Related Galleries


Parents who load the kids in the car to cool off at Woodlawn Beach State Park after a long day of work and folks looking to enjoy a beer or margarita as the sun sets at the beach may have a surprise when they get to the Hamburg gate this summer.

They’re going to have to pay for admission. For the last few years, it had been free after 5 p.m.

The Town of Hamburg, which operates the park, charges $7 per car from 9 a.m. until 8 p.m. Thursday, Friday and Saturday. The fee is charged until 5:30 p.m. Sunday through Wednesday. A couple weeks ago, the town was charging until 6 p.m. or later.

Lifeguards are on duty until 7:45 p.m., according to the beach.

The town needs to charge more to pay for the bands it is bringing in three days a week, Supervisor Steven Walters said.

“We made the decision a couple years ago to not charge after 5. This year, we felt it was in the best interest of the park to charge those extra hours,” he said.

The town can charge what it wants at the beach, according to New York State, which owns the park.

“Our contract with the Town of Hamburg provides State Parks with the right to approve rates; however, it is not required as we wanted to give the town the ability to manage the property as it sees fit,” said state Parks spokeswoman Angela Berti.

If it’s raining, the town does not keep staff there to collect a fee, and admission is not charged, Walters said.

Raising revenue helps the park, he said.

“If we bring in more revenue, we’re able to bring more amenities to the park. If we bring more amenities to the park, more people come, and we bring in more revenue,” Walters said.

There’s no question the park has been successful in attracting visitors.

The recent searing hot weather has brought thousands of people to the mile-long beach, and Sunday a record number of cars — 1,155 — was recorded. While it’s difficult to determine how many people were at the park, it could have been as high as 4,600 if there were four people per car.

However, overall attendance is running a bit behind last year, because of the rainy June, Walters said.

An informal survey Tuesday between 5 and 5:30 p.m. counted a dozen or more cars passing through the gate at Woodlawn paying the $7 fee. Among those was Long Island native Jake Reichert and friends from Cornell University. All are in Buffalo Niagara for internships this summer and said that although they paid the money without protest Tuesday, it was a little annoying.

“Definitely, not cool,” Reichert said. “At the Long Island beaches, the state parks, you don’t have to pay starting after 5.”

But Nae David of Buffalo had a different perspective. David, who arrived about 5:20 p.m. with a carload of two other women and several children, was OK with the flat, per-car fee – even if it was later in the day. The temperature at the time was still north of 90 degrees.

“It doesn’t bother me because at another beach you have to pay for every person in the car,” said David, referring to the fee policy at Sunset Bay. “And, the price goes up as the day goes on.”

It’s not only some families going to the beach after 5 p.m. who are surprised to learn they must pay admission.

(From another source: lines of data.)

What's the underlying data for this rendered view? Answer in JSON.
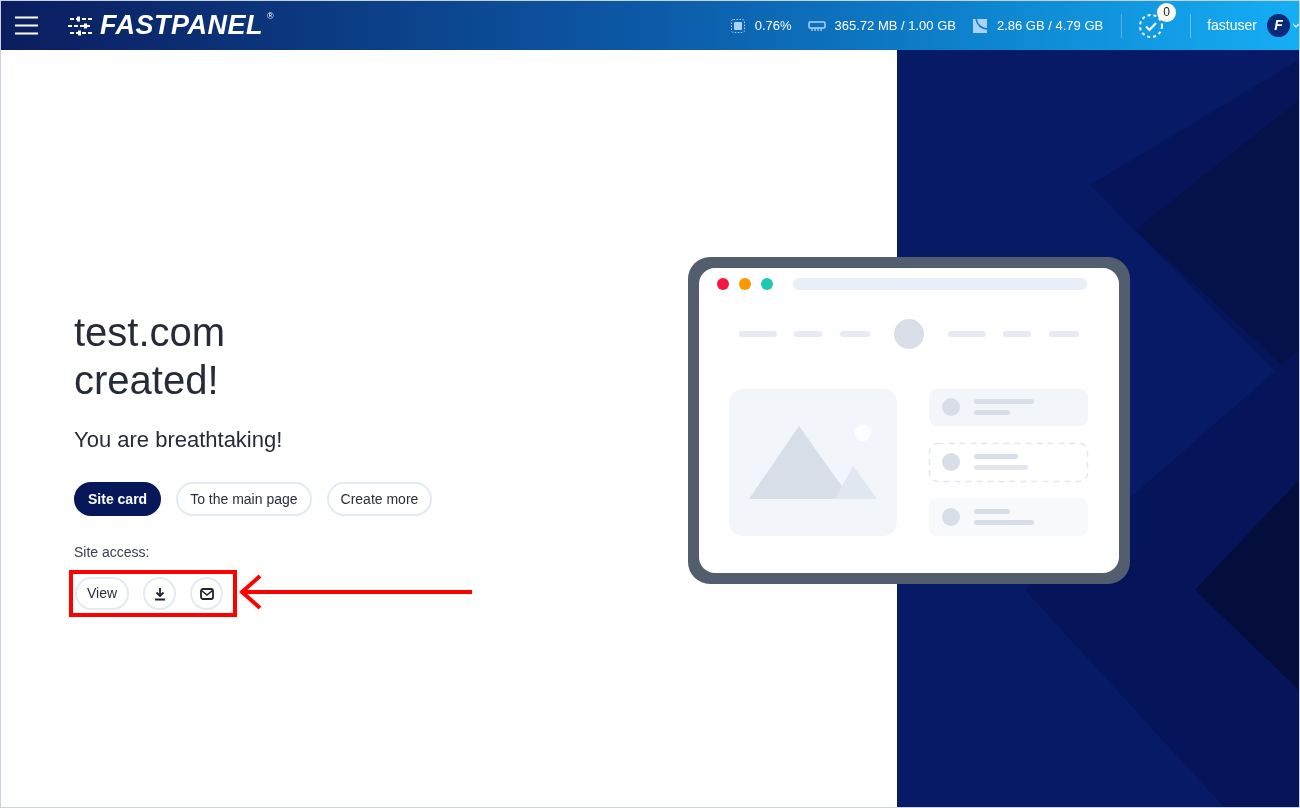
{
  "header": {
    "logo": {
      "text": "FASTPANEL",
      "mark": "®"
    },
    "stats": [
      {
        "kind": "cpu",
        "value": "0.76%"
      },
      {
        "kind": "ram",
        "value": "365.72 MB / 1.00 GB"
      },
      {
        "kind": "disk",
        "value": "2.86 GB / 4.79 GB"
      }
    ],
    "tasks_badge": "0",
    "user": {
      "name": "fastuser",
      "avatar_letter": "F"
    }
  },
  "main": {
    "title_lines": [
      "test.com",
      "created!"
    ],
    "subtitle": "You are breathtaking!",
    "buttons": [
      {
        "label": "Site card",
        "kind": "primary"
      },
      {
        "label": "To the main page",
        "kind": "outline"
      },
      {
        "label": "Create more",
        "kind": "outline"
      }
    ],
    "access_label": "Site access:",
    "access_buttons": [
      {
        "kind": "text",
        "label": "View"
      },
      {
        "kind": "download"
      },
      {
        "kind": "mail"
      }
    ]
  }
}
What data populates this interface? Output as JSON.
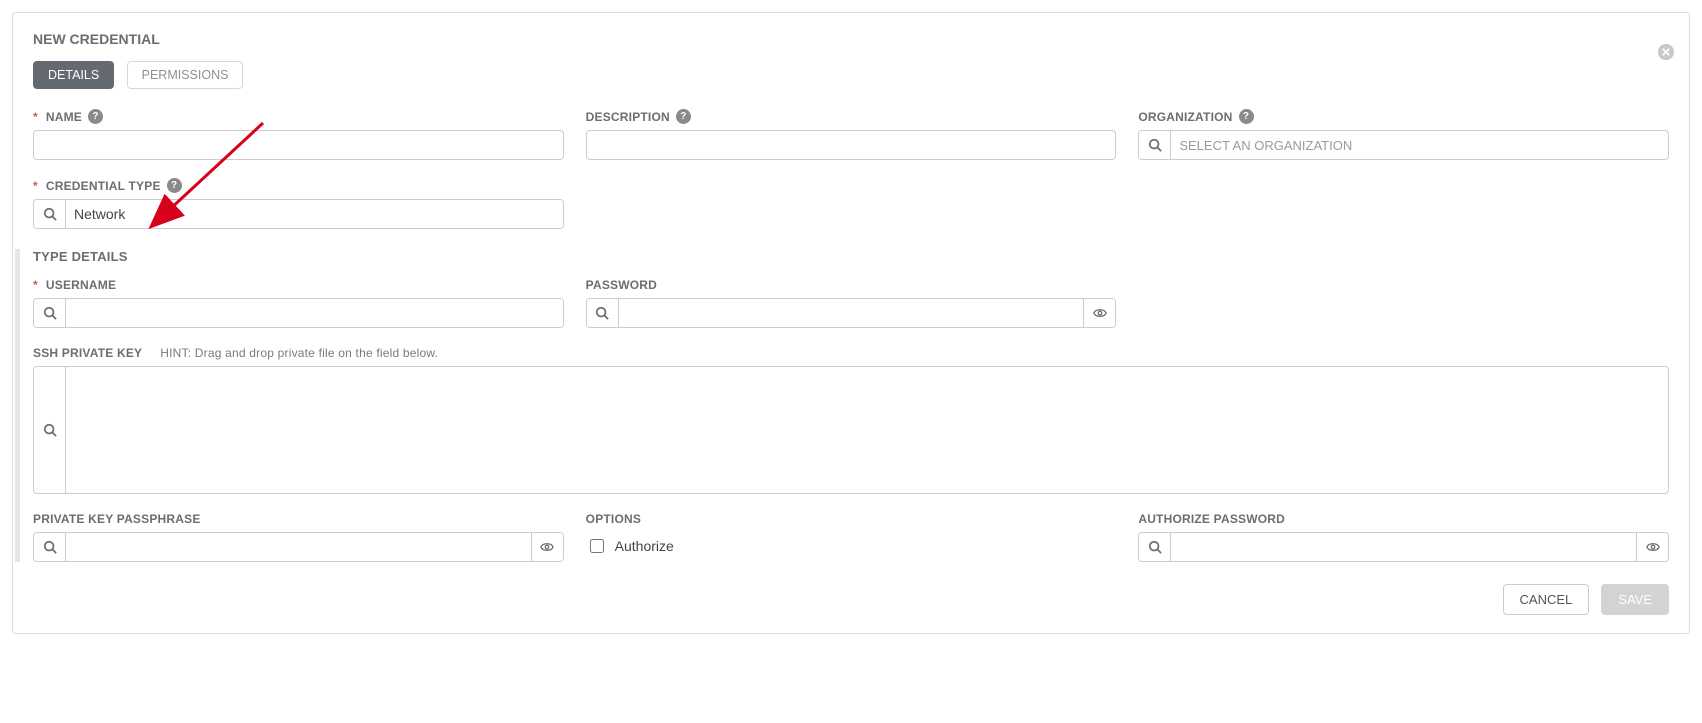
{
  "header": {
    "title": "NEW CREDENTIAL"
  },
  "tabs": {
    "details": "DETAILS",
    "permissions": "PERMISSIONS"
  },
  "fields": {
    "name": {
      "label": "NAME",
      "value": ""
    },
    "description": {
      "label": "DESCRIPTION",
      "value": ""
    },
    "organization": {
      "label": "ORGANIZATION",
      "placeholder": "SELECT AN ORGANIZATION",
      "value": ""
    },
    "credential_type": {
      "label": "CREDENTIAL TYPE",
      "value": "Network"
    }
  },
  "type_details": {
    "section_title": "TYPE DETAILS",
    "username": {
      "label": "USERNAME",
      "value": ""
    },
    "password": {
      "label": "PASSWORD",
      "value": ""
    },
    "ssh_key": {
      "label": "SSH PRIVATE KEY",
      "hint": "HINT: Drag and drop private file on the field below.",
      "value": ""
    },
    "passphrase": {
      "label": "PRIVATE KEY PASSPHRASE",
      "value": ""
    },
    "options": {
      "label": "OPTIONS",
      "authorize_label": "Authorize",
      "authorize_checked": false
    },
    "auth_password": {
      "label": "AUTHORIZE PASSWORD",
      "value": ""
    }
  },
  "footer": {
    "cancel": "CANCEL",
    "save": "SAVE"
  }
}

Tucker Curtin, who operates Woody’s Beach Club and Taqueria, which is located in the park, said he has heard from his customers who are upset at the fee. The web page for the venue even warns customers about the $7 fee.

Curtin also accuses the town of treading on his exclusive rights to sell food and alcoholic beverages. He’s upset that some of the town’s actions, such as having another vendor provide food and beverages, charging after 5 p.m. and the type of bands employed, are hurting his business.

“My passion is to get people on the waterfront,” said Curtin, who also runs Dug’s Dive on Fuhrmann Boulevard.

Curtin’s lawyer issued a “cease and desist” letter to the town July 1, asserting Woody’s exclusive right under its lease to operate in the areas near the taqueria and part of the beach. The town erected a large tent that encroaches on Woody’s area and has spikes that are a hazard, Curtin said.

His lease allows him to use the pavilion, but Curtin said he has been told another vendor has received a permanent liquor license for that area.

The letter demanded the town stop charging for parking after 5 p.m. and develop a protocol for special events, but Curtin has since softened his stand.

“We’ve been trying to meet with him since before the Fourth of July weekend,” Curtin said of Walters. “Finally they sent us a letter back.”

The letter from the town, which he received late last week, said he was late on his rent, and had used town driftwood for a beach fire, Curtin said.

Walters said Curtin has never aired his dispute with him.

“It’s somewhat disappointing that Tucker is trying to resolve issues in the media rather than acting like a professional and resolving any issues,” Walters said.

Curtin has a three-year contract with renewal options that would extend it to 12 years. He pays a $4,000 base rent, plus 2 percent of his gross sales to the town. The town has notified him the base rent will be going up 20 percent next year.

“Things have changed since the first time we put the deal out there,” Curtin said. “I’m willing to work with them.”

He said if the bands perform next year, he would like to have input into the type of music that is chosen.

News Staff Reporter T.J. Pignataro contributed to this report.